Quote the records that follow in full, leaving the pictures out.

(Stored data Opens)

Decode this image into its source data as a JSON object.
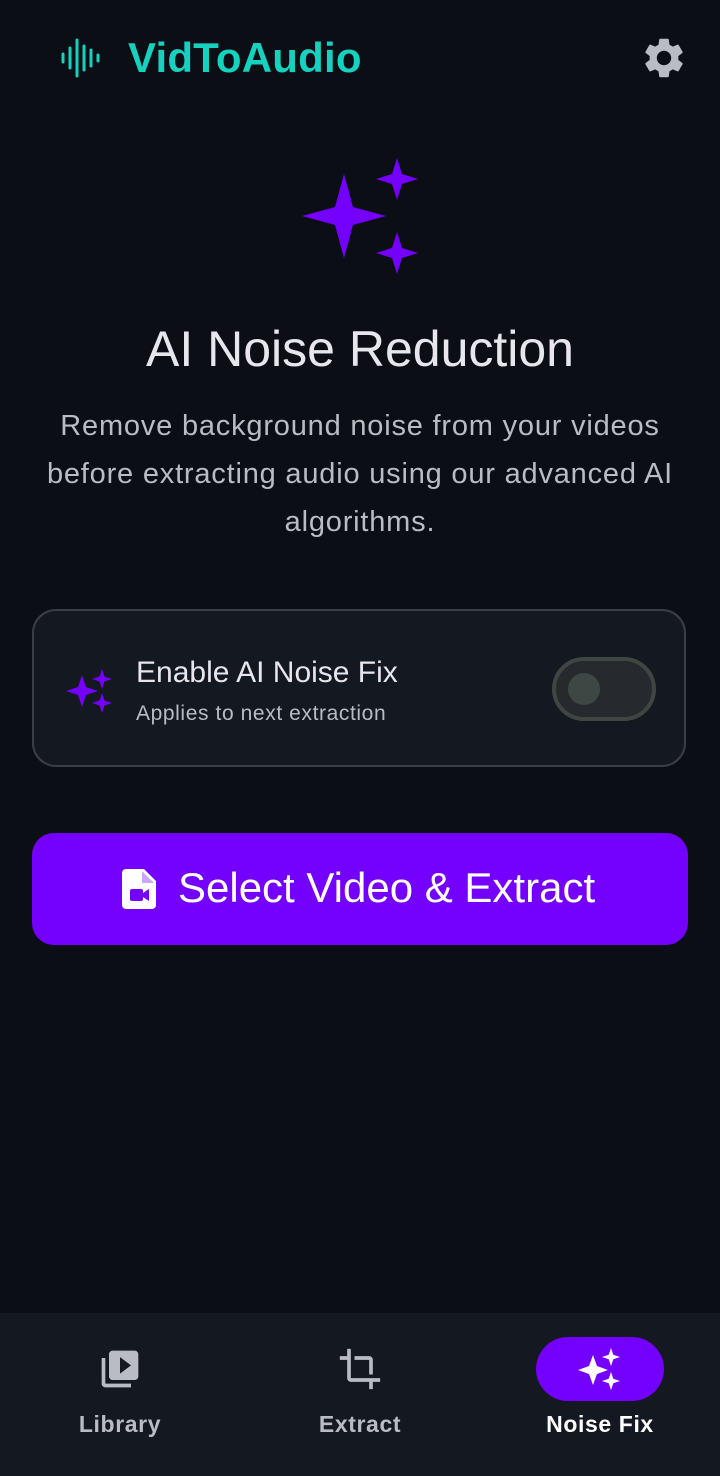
{
  "app": {
    "title": "VidToAudio",
    "logo_icon": "waveform-icon",
    "settings_icon": "gear-icon",
    "accent_color": "#15d1bd",
    "primary_color": "#7400fe"
  },
  "hero": {
    "icon": "sparkles-icon",
    "title": "AI Noise Reduction",
    "description": "Remove background noise from your videos before extracting audio using our advanced AI algorithms."
  },
  "noise_fix_card": {
    "icon": "sparkles-icon",
    "title": "Enable AI Noise Fix",
    "subtitle": "Applies to next extraction",
    "enabled": false
  },
  "main_action": {
    "icon": "video-file-icon",
    "label": "Select Video & Extract"
  },
  "bottom_nav": {
    "items": [
      {
        "label": "Library",
        "icon": "video-library-icon",
        "active": false
      },
      {
        "label": "Extract",
        "icon": "crop-icon",
        "active": false
      },
      {
        "label": "Noise Fix",
        "icon": "sparkles-icon",
        "active": true
      }
    ]
  }
}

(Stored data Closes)

Reply to the exercise =>
Decode this image into its source data as a JSON object.
{
  "app": {
    "title": "VidToAudio",
    "logo_icon": "waveform-icon",
    "settings_icon": "gear-icon",
    "accent_color": "#15d1bd",
    "primary_color": "#7400fe"
  },
  "hero": {
    "icon": "sparkles-icon",
    "title": "AI Noise Reduction",
    "description": "Remove background noise from your videos before extracting audio using our advanced AI algorithms."
  },
  "noise_fix_card": {
    "icon": "sparkles-icon",
    "title": "Enable AI Noise Fix",
    "subtitle": "Applies to next extraction",
    "enabled": false
  },
  "main_action": {
    "icon": "video-file-icon",
    "label": "Select Video & Extract"
  },
  "bottom_nav": {
    "items": [
      {
        "label": "Library",
        "icon": "video-library-icon",
        "active": false
      },
      {
        "label": "Extract",
        "icon": "crop-icon",
        "active": false
      },
      {
        "label": "Noise Fix",
        "icon": "sparkles-icon",
        "active": true
      }
    ]
  }
}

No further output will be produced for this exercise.